LG Uplus and Hanyang successfully trial 5G autonomous car in Seoul


Hanyang University's ACE Lab successfully trialed its autonomous car, dubbed the A1, that ran on LG Uplus's 5G network on the streets of Seoul. LG Uplus and Hanyang University have successfully trialled their 5G-connected autonomous vehicle, which rode on the streets of Seoul alongside regular cars, the pair have announced. The 5G autonomous vehicle, dubbed the A1, rode through roads with heavy traffic in Seoul. The A1 drove eight kilometres in the span of 25 minutes. The car was shown to have changed lanes and reacted to cars cutting through traffic.

A majority of AI studies don't adequately validate methods
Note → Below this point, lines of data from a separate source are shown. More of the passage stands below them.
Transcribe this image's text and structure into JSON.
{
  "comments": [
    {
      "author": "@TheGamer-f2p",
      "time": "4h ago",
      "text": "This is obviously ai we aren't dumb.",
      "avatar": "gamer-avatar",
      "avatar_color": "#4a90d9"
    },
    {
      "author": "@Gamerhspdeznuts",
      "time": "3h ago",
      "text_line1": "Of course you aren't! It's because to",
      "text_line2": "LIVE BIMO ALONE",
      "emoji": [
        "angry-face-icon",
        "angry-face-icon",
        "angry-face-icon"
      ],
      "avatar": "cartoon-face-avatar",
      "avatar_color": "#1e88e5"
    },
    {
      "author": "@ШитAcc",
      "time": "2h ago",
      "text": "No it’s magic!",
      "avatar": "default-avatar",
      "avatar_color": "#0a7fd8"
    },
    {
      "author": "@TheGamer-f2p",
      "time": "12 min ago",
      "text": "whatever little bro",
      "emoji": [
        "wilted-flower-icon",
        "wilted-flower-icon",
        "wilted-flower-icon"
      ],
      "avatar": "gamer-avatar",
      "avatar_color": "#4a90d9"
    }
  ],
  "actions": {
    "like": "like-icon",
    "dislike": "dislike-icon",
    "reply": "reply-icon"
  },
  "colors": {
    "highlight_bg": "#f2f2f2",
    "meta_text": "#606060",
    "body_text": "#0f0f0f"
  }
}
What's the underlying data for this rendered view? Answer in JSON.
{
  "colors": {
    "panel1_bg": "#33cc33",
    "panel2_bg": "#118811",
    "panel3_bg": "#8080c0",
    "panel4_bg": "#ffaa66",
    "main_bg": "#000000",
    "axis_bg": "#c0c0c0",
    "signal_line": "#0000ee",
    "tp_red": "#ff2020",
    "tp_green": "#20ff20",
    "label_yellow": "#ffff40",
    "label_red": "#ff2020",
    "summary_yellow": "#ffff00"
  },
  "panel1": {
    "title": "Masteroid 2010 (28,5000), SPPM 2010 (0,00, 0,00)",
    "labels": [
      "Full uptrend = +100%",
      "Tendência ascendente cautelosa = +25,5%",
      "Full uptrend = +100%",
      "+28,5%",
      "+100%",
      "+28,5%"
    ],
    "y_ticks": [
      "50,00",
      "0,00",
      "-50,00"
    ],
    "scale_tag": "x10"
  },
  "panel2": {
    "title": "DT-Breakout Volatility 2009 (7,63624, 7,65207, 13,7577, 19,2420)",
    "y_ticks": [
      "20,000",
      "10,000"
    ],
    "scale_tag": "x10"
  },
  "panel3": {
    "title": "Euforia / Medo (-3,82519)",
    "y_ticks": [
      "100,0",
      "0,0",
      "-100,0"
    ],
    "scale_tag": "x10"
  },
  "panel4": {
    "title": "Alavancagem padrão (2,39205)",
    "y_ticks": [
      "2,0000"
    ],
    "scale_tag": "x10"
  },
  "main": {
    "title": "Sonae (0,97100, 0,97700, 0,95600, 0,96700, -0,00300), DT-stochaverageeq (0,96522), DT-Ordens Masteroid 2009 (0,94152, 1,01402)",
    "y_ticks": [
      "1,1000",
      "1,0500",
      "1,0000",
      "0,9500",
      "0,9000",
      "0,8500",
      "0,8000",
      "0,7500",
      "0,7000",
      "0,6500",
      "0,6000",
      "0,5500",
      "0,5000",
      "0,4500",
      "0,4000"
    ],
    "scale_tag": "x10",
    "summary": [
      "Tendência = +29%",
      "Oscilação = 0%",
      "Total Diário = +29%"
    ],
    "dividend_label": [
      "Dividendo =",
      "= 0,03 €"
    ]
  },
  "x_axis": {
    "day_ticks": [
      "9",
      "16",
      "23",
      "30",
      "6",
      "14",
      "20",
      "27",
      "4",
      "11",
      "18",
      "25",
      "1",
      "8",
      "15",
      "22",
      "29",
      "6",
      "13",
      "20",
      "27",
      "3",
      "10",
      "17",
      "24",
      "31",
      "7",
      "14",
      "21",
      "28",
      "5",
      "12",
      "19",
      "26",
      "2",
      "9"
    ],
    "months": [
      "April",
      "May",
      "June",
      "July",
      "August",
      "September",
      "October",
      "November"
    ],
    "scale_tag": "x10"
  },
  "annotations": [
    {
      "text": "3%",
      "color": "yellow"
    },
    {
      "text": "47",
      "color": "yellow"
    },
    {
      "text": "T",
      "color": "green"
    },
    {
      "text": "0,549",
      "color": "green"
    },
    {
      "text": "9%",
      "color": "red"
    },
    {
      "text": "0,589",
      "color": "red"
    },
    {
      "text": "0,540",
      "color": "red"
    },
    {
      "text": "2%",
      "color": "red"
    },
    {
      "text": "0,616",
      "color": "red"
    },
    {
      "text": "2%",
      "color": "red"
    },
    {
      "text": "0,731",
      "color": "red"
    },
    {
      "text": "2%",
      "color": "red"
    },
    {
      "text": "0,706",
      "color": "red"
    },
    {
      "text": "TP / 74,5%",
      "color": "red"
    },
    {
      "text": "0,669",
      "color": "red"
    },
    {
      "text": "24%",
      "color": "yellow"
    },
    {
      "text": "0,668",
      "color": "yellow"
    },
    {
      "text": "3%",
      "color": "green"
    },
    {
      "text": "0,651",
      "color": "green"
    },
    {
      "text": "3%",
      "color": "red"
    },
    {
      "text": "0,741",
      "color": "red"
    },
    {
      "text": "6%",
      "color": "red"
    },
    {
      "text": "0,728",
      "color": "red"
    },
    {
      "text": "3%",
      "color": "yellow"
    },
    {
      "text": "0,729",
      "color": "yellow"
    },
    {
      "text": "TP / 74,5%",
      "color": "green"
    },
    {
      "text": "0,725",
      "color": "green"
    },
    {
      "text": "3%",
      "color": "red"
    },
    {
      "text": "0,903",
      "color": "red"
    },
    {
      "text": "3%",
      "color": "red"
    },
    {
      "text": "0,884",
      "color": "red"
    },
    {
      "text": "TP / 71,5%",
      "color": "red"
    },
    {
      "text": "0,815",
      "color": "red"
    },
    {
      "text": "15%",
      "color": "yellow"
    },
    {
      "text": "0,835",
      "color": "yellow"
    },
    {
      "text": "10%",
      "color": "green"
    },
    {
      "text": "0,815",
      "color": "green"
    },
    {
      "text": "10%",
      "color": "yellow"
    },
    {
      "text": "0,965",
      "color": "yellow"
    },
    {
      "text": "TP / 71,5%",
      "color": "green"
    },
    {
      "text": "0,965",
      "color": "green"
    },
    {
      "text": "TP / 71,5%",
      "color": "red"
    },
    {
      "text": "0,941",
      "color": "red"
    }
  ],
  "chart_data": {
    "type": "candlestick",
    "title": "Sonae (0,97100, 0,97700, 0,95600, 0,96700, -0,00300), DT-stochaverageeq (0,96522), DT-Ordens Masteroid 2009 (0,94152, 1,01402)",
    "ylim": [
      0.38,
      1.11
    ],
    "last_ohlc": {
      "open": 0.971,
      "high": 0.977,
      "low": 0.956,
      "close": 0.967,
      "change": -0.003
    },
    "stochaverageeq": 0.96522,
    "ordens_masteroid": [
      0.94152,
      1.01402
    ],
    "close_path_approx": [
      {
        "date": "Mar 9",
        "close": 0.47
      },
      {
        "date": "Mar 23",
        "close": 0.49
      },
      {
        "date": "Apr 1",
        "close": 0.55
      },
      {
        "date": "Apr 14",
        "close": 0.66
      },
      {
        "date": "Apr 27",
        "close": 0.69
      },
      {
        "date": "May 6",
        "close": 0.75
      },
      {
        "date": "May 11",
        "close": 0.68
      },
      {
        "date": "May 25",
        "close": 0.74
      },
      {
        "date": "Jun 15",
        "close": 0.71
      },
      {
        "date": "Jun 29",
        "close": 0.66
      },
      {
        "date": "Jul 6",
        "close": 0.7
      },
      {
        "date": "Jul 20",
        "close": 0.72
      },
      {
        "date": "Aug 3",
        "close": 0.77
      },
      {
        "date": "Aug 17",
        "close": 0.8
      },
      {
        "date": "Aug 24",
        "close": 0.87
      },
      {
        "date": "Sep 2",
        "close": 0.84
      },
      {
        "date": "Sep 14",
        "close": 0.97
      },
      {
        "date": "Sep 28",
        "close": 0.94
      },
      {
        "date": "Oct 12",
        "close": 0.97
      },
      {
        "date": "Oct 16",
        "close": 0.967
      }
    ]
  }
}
"Nearly all of the studies published in the study period that evaluated the performance of AI algorithms for diagnostic analysis of medical images were designed as proof-of-concept technical feasibility studies and did not have the design features that are recommended for robust validation of the real-world clinical performance of AI algorithms," wrote Seong Ho Park, MD, PhD, the department of radiology and research institute of radiology at the University of Ulsan College of Medicine, Seoul, Korea, and colleagues.

Robot Science Museum in Seoul will be built by robots


Melike Altınışık Architects has unveiled plans for a Robot Science Museum in Seoul, which will be built using robotic construction techniques and drones. Robots will be used to construct the curving metal facade of the building in the South Korean capital, which the Seoul Metropolitan Government has commissioned to educate the public about robots. Parts of the structure will be moulded, welded, assembled and polished by robots. Robots will also be used to 3D-print the concrete landscaping around the museum. Drones will be used for mapping, site inspections and to control robotic construction vehicles.

Incheon Airport to add AI to security systems


Never mind airport security, artificial intelligence (AI) may also be rooting through your luggage in the near future at Incheon International Airport. Incheon International Airport Corporation said Wednesday it will incorporate AI into its security systems in a bid to improve accuracy in screening passenger luggage for prohibited items. The airport has already started working on the project to develop an AI-based X-ray screening system to be tested in the second half of next year. Instead of the existing system that relies on X-ray scanning, manual image checking by security officers and a final physical check, artificial intelligence will crosscheck the X-ray scan and the analysis will be available to officers along with the X-ray image. The first-stage AI scan is expected to complement and improve the accuracy of the security check as an officer will continue to be responsible for the final call to physically inspect luggage.

SK Hynix Plans to Spend $107 Billion Building Four Memory Chip Plants


South Korea's SK Hynix Inc on Thursday said it would spend $107 billion building four factories, as the memory chip maker seeks to maintain its competitiveness in the face of Chinese efforts to become a leading chipmaking nation. The chip fabrication plants will be built on a 4.5 million square meter site south of Seoul beginning 2022, complementing two existing domestic factories that will receive a separate 55 trillion won ($49 billion) investment over the next decade. The plans for the factories, producing DRAM and next-generation chips, come as chipmakers prepare for a surge in demand to power new technology such as fifth-generation (5G) communication networks and artificial intelligence, even as a slowdown in smartphone sales kills off a two-year chip boom. "Though there is not enough chip demand for autonomous cars now, I believe there will be much more demand for self-driving vehicles in the next 10 years or as early as in 2023 or 2024," said analyst Kim Young-gun at Mirae Asset Daewoo.